Scan the records below, and wherever a line has the word "this", pull it out.
(Beginning of Extracted records)
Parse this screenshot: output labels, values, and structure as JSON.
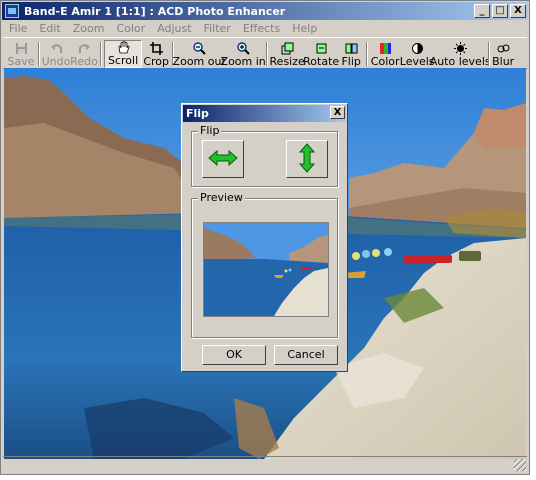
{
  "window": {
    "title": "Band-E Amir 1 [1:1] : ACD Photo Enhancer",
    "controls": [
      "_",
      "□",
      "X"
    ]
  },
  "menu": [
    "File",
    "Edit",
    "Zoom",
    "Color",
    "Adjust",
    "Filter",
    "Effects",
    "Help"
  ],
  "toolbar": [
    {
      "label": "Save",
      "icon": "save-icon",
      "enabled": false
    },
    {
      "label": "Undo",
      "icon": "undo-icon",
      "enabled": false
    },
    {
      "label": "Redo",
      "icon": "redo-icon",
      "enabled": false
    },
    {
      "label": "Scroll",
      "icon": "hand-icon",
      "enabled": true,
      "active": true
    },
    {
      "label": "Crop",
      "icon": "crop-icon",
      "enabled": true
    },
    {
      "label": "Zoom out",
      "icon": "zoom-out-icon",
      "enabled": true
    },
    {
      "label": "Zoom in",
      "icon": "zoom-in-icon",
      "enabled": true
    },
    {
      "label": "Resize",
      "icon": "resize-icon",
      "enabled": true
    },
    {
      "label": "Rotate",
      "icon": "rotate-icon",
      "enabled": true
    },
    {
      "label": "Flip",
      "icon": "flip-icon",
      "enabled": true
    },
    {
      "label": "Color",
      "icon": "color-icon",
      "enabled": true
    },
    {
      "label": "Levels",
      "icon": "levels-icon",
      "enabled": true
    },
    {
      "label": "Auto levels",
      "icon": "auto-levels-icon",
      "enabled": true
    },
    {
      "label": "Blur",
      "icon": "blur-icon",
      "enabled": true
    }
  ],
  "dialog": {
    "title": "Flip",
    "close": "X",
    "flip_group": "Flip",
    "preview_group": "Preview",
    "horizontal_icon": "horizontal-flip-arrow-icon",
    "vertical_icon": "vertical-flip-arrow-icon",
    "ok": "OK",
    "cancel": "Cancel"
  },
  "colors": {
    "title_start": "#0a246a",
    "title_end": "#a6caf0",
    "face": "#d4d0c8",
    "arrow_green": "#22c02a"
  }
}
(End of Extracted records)
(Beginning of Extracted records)
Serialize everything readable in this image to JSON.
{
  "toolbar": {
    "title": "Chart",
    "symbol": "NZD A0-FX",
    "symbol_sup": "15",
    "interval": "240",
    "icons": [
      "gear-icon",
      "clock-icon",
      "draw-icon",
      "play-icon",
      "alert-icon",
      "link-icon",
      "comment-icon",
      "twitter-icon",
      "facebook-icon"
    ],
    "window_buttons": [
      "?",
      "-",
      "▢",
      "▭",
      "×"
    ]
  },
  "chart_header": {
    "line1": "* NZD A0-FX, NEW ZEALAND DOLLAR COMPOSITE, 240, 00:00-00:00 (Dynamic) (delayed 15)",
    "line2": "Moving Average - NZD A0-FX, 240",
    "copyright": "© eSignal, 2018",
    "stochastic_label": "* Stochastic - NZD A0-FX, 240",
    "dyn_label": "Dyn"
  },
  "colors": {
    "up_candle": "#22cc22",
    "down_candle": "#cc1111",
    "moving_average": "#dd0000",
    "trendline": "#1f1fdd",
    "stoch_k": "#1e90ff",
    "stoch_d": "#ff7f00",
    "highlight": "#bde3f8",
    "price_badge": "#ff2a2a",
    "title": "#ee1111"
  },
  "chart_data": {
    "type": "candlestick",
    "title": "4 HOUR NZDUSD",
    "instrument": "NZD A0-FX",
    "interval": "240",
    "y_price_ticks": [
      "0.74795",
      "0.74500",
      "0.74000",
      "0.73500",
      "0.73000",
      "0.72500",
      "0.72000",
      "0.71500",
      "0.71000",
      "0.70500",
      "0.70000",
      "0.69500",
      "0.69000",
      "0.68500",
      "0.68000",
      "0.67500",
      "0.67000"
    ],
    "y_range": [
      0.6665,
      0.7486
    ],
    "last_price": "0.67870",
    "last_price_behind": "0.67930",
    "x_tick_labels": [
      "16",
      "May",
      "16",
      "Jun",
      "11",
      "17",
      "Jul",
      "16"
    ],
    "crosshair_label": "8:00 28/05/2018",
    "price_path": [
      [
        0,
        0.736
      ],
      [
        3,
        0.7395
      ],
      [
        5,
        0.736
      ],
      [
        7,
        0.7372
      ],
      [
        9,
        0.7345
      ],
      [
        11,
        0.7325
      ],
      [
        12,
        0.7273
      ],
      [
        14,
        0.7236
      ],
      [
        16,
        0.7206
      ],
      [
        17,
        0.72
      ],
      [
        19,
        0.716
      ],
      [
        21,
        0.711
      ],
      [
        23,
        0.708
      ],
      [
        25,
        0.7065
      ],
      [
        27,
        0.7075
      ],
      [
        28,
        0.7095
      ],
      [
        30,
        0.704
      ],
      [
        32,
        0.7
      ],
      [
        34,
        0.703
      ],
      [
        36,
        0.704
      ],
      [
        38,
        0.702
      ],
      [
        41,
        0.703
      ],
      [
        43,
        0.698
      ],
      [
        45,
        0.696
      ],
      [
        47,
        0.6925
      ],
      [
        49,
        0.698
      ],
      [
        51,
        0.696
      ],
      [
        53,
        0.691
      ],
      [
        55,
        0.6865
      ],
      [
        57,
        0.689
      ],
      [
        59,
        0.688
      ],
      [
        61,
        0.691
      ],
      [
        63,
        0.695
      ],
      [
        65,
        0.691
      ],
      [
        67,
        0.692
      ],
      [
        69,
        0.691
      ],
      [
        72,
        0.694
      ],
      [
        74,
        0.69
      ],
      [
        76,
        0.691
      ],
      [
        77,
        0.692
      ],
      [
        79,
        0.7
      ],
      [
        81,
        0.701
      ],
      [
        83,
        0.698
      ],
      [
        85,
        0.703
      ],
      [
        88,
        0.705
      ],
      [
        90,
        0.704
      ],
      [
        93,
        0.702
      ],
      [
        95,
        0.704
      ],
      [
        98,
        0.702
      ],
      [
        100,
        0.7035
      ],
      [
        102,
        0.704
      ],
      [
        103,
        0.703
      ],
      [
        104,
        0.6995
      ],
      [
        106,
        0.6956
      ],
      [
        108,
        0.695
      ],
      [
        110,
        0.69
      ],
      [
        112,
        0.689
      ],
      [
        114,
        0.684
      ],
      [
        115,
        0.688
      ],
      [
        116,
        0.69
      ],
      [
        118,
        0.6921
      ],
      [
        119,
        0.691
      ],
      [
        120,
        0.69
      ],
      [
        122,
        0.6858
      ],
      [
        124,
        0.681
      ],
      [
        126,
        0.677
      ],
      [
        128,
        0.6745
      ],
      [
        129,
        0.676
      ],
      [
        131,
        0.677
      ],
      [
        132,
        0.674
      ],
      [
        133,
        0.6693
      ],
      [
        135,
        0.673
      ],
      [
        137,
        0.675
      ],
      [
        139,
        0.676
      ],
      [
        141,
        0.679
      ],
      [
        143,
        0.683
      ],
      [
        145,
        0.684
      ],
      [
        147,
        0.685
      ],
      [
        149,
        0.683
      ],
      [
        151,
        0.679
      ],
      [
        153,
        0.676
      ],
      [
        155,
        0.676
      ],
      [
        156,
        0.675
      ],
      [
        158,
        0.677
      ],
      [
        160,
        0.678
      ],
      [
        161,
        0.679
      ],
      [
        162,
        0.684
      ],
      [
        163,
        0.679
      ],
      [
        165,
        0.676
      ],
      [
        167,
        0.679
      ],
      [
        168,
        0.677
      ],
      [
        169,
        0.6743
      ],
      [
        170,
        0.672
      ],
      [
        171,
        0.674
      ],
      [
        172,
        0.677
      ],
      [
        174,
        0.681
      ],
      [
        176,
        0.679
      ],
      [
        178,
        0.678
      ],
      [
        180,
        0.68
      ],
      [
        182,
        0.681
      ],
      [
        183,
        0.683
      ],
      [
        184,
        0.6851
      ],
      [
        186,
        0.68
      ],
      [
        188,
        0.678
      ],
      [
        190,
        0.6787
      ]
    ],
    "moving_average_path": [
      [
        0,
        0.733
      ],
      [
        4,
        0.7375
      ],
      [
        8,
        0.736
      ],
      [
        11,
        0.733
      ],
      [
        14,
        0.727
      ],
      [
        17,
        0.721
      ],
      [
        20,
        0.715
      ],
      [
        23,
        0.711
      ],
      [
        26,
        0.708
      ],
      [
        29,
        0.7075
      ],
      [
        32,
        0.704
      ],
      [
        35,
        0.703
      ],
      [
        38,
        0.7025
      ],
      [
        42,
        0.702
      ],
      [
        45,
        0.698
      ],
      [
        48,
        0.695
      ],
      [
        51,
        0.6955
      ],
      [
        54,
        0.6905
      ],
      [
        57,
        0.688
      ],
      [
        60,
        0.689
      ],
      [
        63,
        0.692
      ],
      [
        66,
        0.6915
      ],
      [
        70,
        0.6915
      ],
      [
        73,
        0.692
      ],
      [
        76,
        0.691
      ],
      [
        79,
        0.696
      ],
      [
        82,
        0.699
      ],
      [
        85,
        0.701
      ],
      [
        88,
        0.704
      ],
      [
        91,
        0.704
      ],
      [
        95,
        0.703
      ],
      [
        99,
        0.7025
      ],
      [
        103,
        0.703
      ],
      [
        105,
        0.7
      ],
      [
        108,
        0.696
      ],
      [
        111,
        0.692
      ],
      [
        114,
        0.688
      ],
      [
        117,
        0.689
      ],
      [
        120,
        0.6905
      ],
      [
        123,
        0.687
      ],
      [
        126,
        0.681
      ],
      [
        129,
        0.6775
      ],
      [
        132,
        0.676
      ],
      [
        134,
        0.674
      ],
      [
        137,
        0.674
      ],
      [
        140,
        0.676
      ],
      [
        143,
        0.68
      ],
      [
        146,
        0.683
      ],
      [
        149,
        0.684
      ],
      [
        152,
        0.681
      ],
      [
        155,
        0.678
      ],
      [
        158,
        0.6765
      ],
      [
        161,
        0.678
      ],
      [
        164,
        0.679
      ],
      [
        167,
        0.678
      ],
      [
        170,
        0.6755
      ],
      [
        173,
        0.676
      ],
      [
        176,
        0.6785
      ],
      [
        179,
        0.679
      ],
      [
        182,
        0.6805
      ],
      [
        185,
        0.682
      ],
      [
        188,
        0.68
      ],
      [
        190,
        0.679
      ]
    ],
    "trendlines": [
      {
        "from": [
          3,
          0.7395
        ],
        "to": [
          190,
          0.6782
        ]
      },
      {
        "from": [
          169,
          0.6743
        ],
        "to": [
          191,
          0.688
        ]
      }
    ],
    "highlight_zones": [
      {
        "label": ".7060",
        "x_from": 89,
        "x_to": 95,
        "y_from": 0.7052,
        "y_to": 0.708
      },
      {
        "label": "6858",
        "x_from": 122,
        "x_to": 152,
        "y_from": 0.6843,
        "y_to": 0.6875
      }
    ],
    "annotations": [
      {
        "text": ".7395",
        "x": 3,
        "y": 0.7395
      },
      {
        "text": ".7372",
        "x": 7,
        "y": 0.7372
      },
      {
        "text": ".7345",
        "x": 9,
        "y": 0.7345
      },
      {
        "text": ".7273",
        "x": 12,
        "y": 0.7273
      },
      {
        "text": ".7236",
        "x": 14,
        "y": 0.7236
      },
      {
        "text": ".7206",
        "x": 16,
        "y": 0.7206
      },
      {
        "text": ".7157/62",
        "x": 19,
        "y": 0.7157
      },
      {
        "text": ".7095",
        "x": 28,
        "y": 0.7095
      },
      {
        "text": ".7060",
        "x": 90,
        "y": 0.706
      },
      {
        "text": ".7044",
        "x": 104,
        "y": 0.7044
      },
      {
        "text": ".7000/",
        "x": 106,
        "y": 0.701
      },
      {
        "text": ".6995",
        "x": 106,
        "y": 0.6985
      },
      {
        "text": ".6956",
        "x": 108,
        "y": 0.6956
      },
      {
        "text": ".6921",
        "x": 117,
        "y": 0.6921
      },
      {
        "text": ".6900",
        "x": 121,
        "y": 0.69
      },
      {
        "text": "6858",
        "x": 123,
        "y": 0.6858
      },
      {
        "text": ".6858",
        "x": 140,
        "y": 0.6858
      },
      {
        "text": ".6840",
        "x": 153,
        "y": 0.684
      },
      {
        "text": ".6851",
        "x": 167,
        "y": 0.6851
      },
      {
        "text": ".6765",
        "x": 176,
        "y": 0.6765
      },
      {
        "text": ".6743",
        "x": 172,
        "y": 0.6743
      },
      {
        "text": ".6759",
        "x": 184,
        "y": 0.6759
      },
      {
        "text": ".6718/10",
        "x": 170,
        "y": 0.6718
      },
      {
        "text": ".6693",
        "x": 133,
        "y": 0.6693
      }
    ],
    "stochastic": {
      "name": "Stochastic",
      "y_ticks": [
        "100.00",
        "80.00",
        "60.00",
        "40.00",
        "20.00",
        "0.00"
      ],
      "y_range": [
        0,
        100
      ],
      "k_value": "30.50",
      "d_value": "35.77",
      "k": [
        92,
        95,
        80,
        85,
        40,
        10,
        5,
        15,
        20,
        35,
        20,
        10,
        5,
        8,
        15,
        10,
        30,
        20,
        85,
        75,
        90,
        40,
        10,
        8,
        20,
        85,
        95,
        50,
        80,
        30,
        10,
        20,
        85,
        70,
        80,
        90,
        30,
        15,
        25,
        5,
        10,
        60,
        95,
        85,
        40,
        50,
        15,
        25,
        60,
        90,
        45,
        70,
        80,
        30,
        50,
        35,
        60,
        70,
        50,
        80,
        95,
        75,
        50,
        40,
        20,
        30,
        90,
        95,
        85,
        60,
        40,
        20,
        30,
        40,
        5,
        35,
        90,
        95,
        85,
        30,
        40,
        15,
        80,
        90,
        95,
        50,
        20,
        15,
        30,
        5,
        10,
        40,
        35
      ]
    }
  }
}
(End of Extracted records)
Exercise output:
Parse this screenshot: output labels, values, and structure as JSON.
Serialize everything readable in this image to JSON.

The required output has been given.